PROBLEM — From the material below, return every line that includes "shop".

TASK MATERIAL —

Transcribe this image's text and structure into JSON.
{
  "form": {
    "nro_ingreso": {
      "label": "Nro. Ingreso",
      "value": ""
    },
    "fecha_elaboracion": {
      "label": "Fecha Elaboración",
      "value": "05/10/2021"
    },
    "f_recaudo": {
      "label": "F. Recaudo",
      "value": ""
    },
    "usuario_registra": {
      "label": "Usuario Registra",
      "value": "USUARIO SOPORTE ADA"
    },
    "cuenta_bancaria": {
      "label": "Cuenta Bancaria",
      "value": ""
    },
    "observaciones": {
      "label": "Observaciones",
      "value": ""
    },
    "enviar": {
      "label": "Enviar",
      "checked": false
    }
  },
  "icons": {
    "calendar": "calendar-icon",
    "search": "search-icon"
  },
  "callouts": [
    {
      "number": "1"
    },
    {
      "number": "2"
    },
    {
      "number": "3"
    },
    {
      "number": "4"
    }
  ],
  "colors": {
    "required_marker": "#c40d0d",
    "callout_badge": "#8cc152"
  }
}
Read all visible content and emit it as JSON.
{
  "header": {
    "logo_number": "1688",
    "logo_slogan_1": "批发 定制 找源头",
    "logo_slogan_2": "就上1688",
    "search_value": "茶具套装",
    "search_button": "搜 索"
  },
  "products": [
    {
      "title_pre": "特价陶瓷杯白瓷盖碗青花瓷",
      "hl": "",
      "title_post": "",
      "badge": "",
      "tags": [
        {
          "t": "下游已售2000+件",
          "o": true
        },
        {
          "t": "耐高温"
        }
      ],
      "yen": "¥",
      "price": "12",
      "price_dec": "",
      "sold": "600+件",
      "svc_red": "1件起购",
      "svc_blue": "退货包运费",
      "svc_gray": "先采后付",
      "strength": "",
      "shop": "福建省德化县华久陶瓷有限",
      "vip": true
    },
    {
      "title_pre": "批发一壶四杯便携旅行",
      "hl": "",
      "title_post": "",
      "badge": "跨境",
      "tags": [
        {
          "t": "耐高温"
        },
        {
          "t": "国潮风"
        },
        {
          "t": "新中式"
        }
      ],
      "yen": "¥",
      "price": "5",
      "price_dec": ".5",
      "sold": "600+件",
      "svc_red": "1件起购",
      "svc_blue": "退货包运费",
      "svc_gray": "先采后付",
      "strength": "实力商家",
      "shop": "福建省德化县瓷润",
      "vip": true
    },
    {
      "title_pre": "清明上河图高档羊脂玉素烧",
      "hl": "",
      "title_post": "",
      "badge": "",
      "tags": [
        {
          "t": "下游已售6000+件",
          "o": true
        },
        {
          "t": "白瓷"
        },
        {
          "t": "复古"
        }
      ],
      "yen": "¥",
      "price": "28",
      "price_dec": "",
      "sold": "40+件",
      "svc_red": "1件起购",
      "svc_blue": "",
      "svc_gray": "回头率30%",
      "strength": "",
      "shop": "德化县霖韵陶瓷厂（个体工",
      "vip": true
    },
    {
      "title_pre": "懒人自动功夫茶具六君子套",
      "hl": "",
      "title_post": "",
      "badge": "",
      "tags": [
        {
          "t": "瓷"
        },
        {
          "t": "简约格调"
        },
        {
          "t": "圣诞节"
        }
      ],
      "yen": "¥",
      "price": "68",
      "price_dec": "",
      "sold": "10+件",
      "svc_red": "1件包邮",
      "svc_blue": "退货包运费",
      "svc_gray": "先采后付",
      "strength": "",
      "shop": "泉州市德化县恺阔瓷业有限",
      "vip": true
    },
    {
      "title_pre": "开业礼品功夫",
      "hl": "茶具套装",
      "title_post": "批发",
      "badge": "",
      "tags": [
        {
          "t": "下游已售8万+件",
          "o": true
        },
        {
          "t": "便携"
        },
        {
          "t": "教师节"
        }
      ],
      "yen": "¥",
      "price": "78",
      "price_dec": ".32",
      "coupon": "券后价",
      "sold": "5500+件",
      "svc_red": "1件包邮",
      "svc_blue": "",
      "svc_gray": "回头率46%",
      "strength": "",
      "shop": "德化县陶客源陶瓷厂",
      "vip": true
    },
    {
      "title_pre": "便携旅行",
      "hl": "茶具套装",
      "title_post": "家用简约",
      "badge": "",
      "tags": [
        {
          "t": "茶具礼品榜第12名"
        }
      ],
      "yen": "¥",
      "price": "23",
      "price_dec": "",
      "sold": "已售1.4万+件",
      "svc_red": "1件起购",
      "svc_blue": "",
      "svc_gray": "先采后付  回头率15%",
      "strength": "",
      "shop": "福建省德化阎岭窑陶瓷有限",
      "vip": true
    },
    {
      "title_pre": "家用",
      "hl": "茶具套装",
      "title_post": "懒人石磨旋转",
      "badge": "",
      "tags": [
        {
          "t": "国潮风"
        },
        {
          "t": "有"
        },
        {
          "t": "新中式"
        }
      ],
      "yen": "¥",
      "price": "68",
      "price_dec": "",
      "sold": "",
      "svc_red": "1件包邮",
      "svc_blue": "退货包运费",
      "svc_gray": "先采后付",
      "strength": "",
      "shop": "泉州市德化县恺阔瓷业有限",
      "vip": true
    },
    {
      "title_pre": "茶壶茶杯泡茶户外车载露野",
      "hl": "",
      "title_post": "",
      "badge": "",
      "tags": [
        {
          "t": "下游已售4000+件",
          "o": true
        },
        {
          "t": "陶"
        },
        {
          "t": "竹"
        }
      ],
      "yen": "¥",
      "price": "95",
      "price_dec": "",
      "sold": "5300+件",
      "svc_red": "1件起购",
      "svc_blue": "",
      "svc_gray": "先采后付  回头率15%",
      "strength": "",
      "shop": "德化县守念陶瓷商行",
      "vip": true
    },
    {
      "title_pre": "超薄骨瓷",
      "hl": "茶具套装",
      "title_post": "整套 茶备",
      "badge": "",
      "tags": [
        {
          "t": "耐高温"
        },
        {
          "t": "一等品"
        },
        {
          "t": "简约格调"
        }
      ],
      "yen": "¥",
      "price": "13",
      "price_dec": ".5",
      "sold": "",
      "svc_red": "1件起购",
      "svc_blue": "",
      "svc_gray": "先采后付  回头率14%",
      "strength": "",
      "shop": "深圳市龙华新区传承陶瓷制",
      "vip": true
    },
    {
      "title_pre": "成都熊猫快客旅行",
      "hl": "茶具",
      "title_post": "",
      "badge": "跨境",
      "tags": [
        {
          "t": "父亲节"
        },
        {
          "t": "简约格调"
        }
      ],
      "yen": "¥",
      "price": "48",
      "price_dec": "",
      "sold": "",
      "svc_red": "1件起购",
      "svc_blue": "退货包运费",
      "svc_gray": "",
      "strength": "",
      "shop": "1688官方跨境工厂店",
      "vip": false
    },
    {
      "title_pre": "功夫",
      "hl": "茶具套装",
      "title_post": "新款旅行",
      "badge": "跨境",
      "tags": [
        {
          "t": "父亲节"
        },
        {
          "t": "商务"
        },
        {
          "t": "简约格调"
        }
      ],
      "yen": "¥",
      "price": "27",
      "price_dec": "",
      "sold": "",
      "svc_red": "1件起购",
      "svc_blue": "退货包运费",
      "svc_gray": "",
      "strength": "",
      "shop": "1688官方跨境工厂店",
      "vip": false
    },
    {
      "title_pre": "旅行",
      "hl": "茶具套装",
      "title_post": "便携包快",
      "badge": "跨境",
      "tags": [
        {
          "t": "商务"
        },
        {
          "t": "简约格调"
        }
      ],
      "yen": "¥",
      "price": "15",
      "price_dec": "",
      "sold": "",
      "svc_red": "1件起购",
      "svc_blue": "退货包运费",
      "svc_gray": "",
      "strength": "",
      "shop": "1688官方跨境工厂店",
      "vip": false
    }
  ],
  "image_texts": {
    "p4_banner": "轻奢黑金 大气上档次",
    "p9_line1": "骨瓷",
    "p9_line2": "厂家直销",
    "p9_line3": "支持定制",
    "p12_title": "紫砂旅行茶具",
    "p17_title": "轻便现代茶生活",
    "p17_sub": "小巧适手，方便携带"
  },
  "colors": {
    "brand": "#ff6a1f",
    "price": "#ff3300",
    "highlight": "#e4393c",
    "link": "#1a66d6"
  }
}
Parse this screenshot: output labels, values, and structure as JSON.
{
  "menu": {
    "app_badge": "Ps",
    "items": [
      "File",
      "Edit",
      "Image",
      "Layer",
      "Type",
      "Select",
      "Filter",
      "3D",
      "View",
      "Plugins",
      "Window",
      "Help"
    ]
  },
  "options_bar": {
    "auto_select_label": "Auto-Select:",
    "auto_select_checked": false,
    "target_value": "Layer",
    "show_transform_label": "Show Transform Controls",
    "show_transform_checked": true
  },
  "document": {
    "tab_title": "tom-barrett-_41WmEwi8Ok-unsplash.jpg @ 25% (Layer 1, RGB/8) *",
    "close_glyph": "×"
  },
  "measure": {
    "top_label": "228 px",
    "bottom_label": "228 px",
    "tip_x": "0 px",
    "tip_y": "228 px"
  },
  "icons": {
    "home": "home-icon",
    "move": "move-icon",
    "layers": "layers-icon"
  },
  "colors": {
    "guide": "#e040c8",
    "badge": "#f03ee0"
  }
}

WRITTEN SOLUTION —
      "shop": "福建省德化县华久陶瓷有限",
      "shop": "福建省德化县瓷润",
      "shop": "德化县霖韵陶瓷厂（个体工",
      "shop": "泉州市德化县恺阔瓷业有限",
      "shop": "德化县陶客源陶瓷厂",
      "shop": "福建省德化阎岭窑陶瓷有限",
      "shop": "泉州市德化县恺阔瓷业有限",
      "shop": "德化县守念陶瓷商行",
      "shop": "深圳市龙华新区传承陶瓷制",
      "shop": "1688官方跨境工厂店",
      "shop": "1688官方跨境工厂店",
      "shop": "1688官方跨境工厂店",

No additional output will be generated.